(TASK TO CARRY OUT):
Which lines of the records contain the word "label"? Show each of them.

· · · · · · ·

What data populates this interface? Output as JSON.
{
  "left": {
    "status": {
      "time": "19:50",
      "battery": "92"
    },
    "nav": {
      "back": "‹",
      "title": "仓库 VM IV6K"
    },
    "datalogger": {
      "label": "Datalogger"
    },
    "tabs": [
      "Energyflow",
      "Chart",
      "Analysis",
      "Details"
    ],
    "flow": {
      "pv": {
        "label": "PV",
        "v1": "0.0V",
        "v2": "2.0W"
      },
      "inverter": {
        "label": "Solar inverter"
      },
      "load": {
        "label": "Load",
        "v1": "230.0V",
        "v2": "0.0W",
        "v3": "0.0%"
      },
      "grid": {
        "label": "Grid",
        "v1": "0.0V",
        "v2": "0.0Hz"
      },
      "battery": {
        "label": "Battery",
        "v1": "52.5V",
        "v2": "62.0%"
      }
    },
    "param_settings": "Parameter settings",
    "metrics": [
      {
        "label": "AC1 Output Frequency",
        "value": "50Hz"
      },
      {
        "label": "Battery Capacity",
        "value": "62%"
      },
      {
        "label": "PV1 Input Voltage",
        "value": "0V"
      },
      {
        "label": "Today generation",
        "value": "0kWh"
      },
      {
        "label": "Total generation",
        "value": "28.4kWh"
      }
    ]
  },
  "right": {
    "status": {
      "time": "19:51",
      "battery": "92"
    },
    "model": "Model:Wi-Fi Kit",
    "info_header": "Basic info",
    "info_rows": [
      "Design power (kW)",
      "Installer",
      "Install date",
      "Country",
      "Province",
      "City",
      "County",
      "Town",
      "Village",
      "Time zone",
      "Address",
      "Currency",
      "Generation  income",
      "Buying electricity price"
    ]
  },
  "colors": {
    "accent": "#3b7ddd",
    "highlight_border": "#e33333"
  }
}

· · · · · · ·

(EXPECTED ANSWER):
      "label": "Datalogger"
        "label": "PV",
        "label": "Solar inverter"
        "label": "Load",
        "label": "Grid",
        "label": "Battery",
        "label": "AC1 Output Frequency",
        "label": "Battery Capacity",
        "label": "PV1 Input Voltage",
        "label": "Today generation",
        "label": "Total generation",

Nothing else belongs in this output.